The decision, announced after the Fed’s two-day policy meeting, was widely expected on Wall Street. The Fed made no changes to the bond program and said that job market conditions “are improving gradually.” It repeated its promise to keep interest rates low for “an extended period.”

Federal Reserve Chairman Ben Bernanke will hold a news conference on the economy later Wednesday. Bernanke is expected to discuss the job market, inflation and the prospects for economic growth in the months ahead.

The Dow Jones industrial average rose 45 points, or 0.4 percent, to 12,640 in afternoon trading. It went up about 30 points shortly after the Fed’s statement came out.

The Standard & Poor’s 500 rose 1, or 0.1 percent, to 1,349. The Nasdaq composite index rose 5, or 0.2 percent, to 2,853.

Earnings results were mixed. Boeing Co. rose less than 1 percent after reporting earnings that beat analyst expectations. The airplane maker and defense contractor also said it still expects to deliver its long delayed 787 aircraft in the third quarter.

DeVry Inc. rose 7 percent. The for-profit education company reported that its earnings rose 18 percent as its revenue rose.

Broadcom Corp. fell 12 percent a day after the chip maker issued a second-quarter revenue outlook that was below analyst estimates.

Specialty glass maker Corning Inc. rose 1 percent after the company’s revenue surged on strong sales of glass for flat-screen televisions, computers and mobile devices.
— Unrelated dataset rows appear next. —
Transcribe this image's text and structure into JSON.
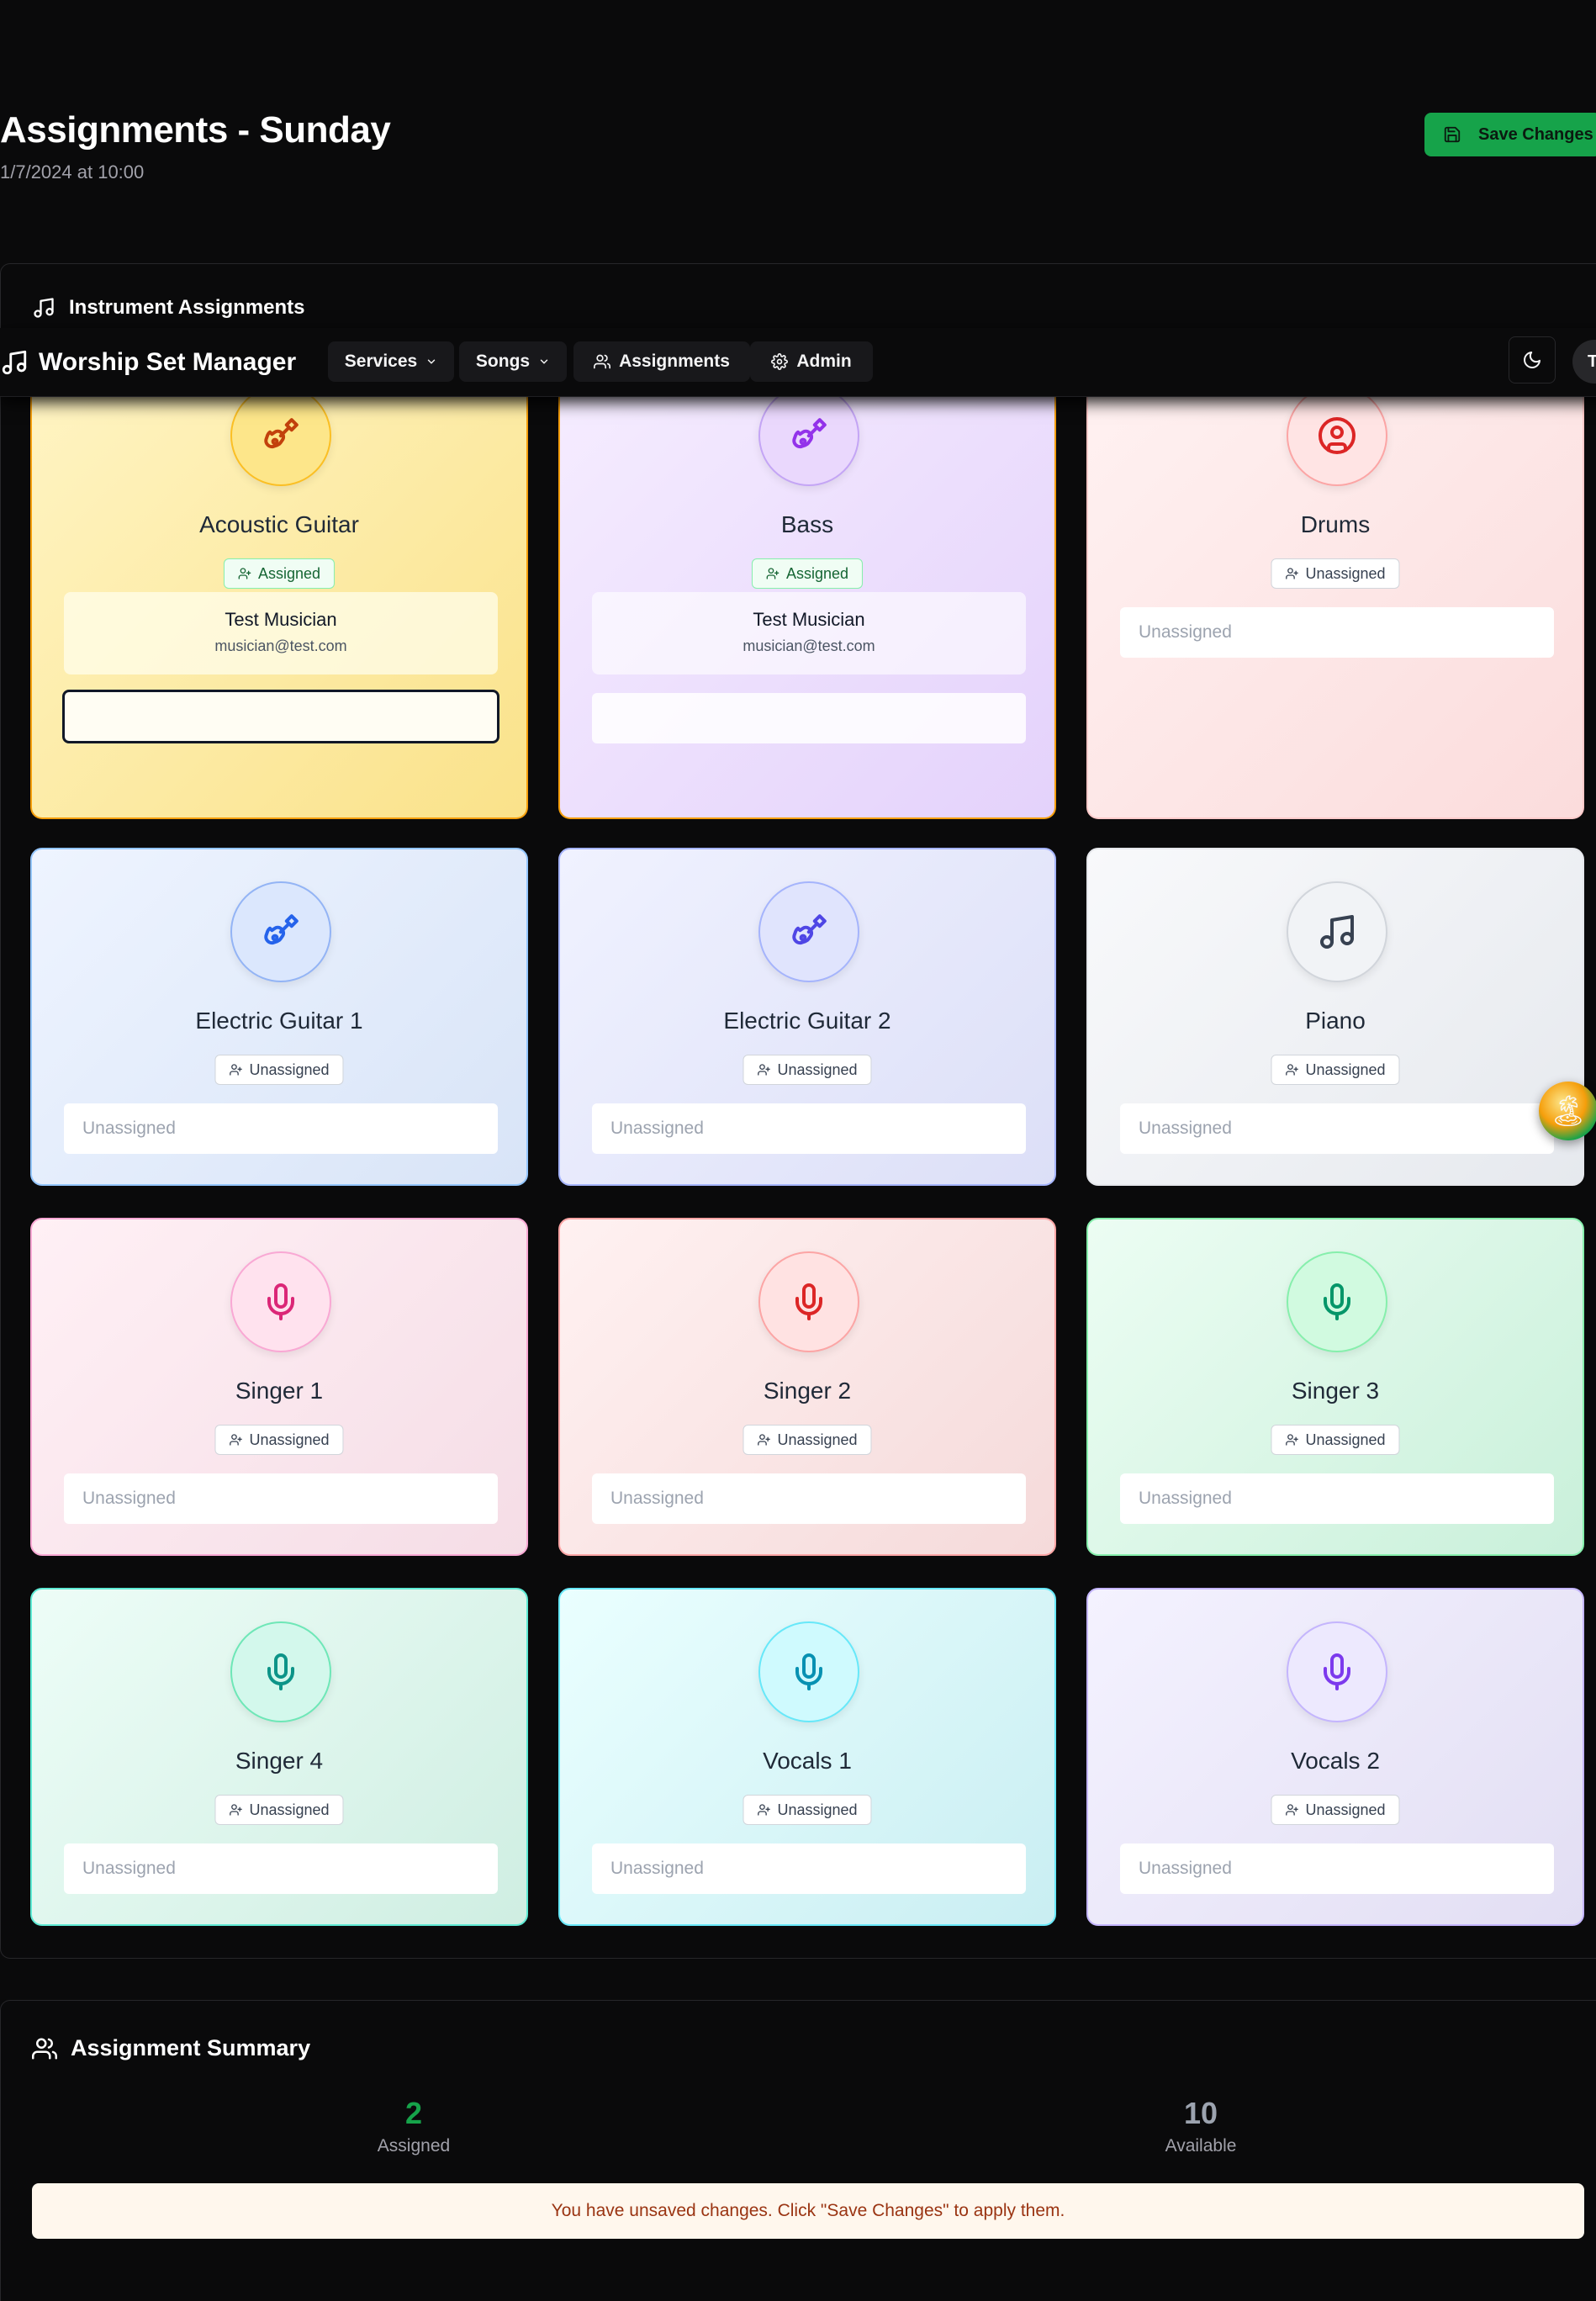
{
  "header": {
    "title": "Assignments - Sunday",
    "subtitle": "1/7/2024 at 10:00",
    "save_label": "Save Changes"
  },
  "navbar": {
    "brand": "Worship Set Manager",
    "items": [
      {
        "label": "Services",
        "icon": "chevron-down-icon"
      },
      {
        "label": "Songs",
        "icon": "chevron-down-icon"
      },
      {
        "label": "Assignments",
        "icon": "users-icon"
      },
      {
        "label": "Admin",
        "icon": "gear-icon"
      }
    ],
    "theme_icon": "moon-icon",
    "user_initial": "T"
  },
  "instrument_section": {
    "title": "Instrument Assignments"
  },
  "instruments": [
    {
      "name": "Acoustic Guitar",
      "icon": "guitar-icon",
      "status": "Assigned",
      "musician": "Test Musician",
      "email": "musician@test.com",
      "select_placeholder": "",
      "bg_from": "#fff4c2",
      "bg_to": "#fae28a",
      "border": "#f59e0b",
      "circle_bg": "#fde68a",
      "circle_border": "#fbbf24",
      "icon_color": "#c2410c"
    },
    {
      "name": "Bass",
      "icon": "guitar-icon",
      "status": "Assigned",
      "musician": "Test Musician",
      "email": "musician@test.com",
      "select_placeholder": "",
      "bg_from": "#f5ecff",
      "bg_to": "#e4d2fb",
      "border": "#f59e0b",
      "circle_bg": "#ead8fd",
      "circle_border": "#c4a5f5",
      "icon_color": "#9333ea"
    },
    {
      "name": "Drums",
      "icon": "drum-icon",
      "status": "Unassigned",
      "musician": "",
      "email": "",
      "select_placeholder": "Unassigned",
      "bg_from": "#fff1f1",
      "bg_to": "#fbdcdc",
      "border": "#fecaca",
      "circle_bg": "#ffe4e4",
      "circle_border": "#fca5a5",
      "icon_color": "#dc2626"
    },
    {
      "name": "Electric Guitar 1",
      "icon": "guitar-icon",
      "status": "Unassigned",
      "musician": "",
      "email": "",
      "select_placeholder": "Unassigned",
      "bg_from": "#eef4ff",
      "bg_to": "#d8e4f7",
      "border": "#93c5fd",
      "circle_bg": "#dbe7fd",
      "circle_border": "#93b4f5",
      "icon_color": "#2563eb"
    },
    {
      "name": "Electric Guitar 2",
      "icon": "guitar-icon",
      "status": "Unassigned",
      "musician": "",
      "email": "",
      "select_placeholder": "Unassigned",
      "bg_from": "#f0f2ff",
      "bg_to": "#dcdff7",
      "border": "#a5b4fc",
      "circle_bg": "#e0e4fd",
      "circle_border": "#a5b4fc",
      "icon_color": "#4f46e5"
    },
    {
      "name": "Piano",
      "icon": "music-note-icon",
      "status": "Unassigned",
      "musician": "",
      "email": "",
      "select_placeholder": "Unassigned",
      "bg_from": "#f8f9fb",
      "bg_to": "#e6e9ee",
      "border": "#e5e7eb",
      "circle_bg": "#f1f3f6",
      "circle_border": "#d1d5db",
      "icon_color": "#374151"
    },
    {
      "name": "Singer 1",
      "icon": "microphone-icon",
      "status": "Unassigned",
      "musician": "",
      "email": "",
      "select_placeholder": "Unassigned",
      "bg_from": "#fff0f5",
      "bg_to": "#f5dde6",
      "border": "#f9a8d4",
      "circle_bg": "#ffe2ee",
      "circle_border": "#f9a8d4",
      "icon_color": "#db2777"
    },
    {
      "name": "Singer 2",
      "icon": "microphone-icon",
      "status": "Unassigned",
      "musician": "",
      "email": "",
      "select_placeholder": "Unassigned",
      "bg_from": "#fff1f1",
      "bg_to": "#f5dada",
      "border": "#fca5a5",
      "circle_bg": "#ffe2e2",
      "circle_border": "#fca5a5",
      "icon_color": "#dc2626"
    },
    {
      "name": "Singer 3",
      "icon": "microphone-icon",
      "status": "Unassigned",
      "musician": "",
      "email": "",
      "select_placeholder": "Unassigned",
      "bg_from": "#ecfdf3",
      "bg_to": "#c9f0da",
      "border": "#86efac",
      "circle_bg": "#d1fae0",
      "circle_border": "#86efac",
      "icon_color": "#059669"
    },
    {
      "name": "Singer 4",
      "icon": "microphone-icon",
      "status": "Unassigned",
      "musician": "",
      "email": "",
      "select_placeholder": "Unassigned",
      "bg_from": "#edfdf7",
      "bg_to": "#cfeee2",
      "border": "#5eead4",
      "circle_bg": "#d3f8ec",
      "circle_border": "#6ee7b7",
      "icon_color": "#0d9488"
    },
    {
      "name": "Vocals 1",
      "icon": "microphone-icon",
      "status": "Unassigned",
      "musician": "",
      "email": "",
      "select_placeholder": "Unassigned",
      "bg_from": "#eaffff",
      "bg_to": "#c9eef2",
      "border": "#67e8f9",
      "circle_bg": "#cffafe",
      "circle_border": "#67e8f9",
      "icon_color": "#0891b2"
    },
    {
      "name": "Vocals 2",
      "icon": "microphone-icon",
      "status": "Unassigned",
      "musician": "",
      "email": "",
      "select_placeholder": "Unassigned",
      "bg_from": "#f4f2ff",
      "bg_to": "#e2def3",
      "border": "#c4b5fd",
      "circle_bg": "#ede9fe",
      "circle_border": "#c4b5fd",
      "icon_color": "#7c3aed"
    }
  ],
  "summary": {
    "title": "Assignment Summary",
    "assigned_count": "2",
    "assigned_label": "Assigned",
    "available_count": "10",
    "available_label": "Available",
    "notice": "You have unsaved changes. Click \"Save Changes\" to apply them.",
    "assigned_color": "#16a34a",
    "available_color": "#9ca3af"
  }
}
Johnson & Johnson fell less than 1 percent after the health giant said it would buy medical device maker Synthes Inc. for $21.3 billion in one of the largest deals in the company’s history.

Bond prices rose slightly after the Fed’s statement came out. The yield on the 10-year Treasury note fell to 3.35 percent after the Fed released its statement, after trading at 3.37 percent minutes earlier. The 10-year yield was trading at 3.32 percent late Tuesday.

Investors were encouraged after the Commerce Department reported that businesses increased their orders for long-lasting manufactured goods by 2.5 percent in March, a bigger increase than economists had predicted.

“The manufacturing sector remains the real bright spot of the economy,” said Peter Cardillo, chief market economist at New York-based brokerage house Avalon Partners Inc.

Stocks reached their highest level in nearly three years Tuesday on strong earnings results from major companies including Ford Motor Co. and Cummins Inc.

The S&P 500 reached its highest level since June 2008, while the Dow hit another high for the year. The Russell 2000 index, the benchmark for small-cap stocks, came close to its record high of 855.77 reached in July 2007.

Small-cap stocks have soared since the market’s rally began because they’re seen as having the best growth prospects as the economy recovers. The Russell 2000 gave up some of its gains on Wednesday, falling 1 point, or 0.1 percent, to 851.99.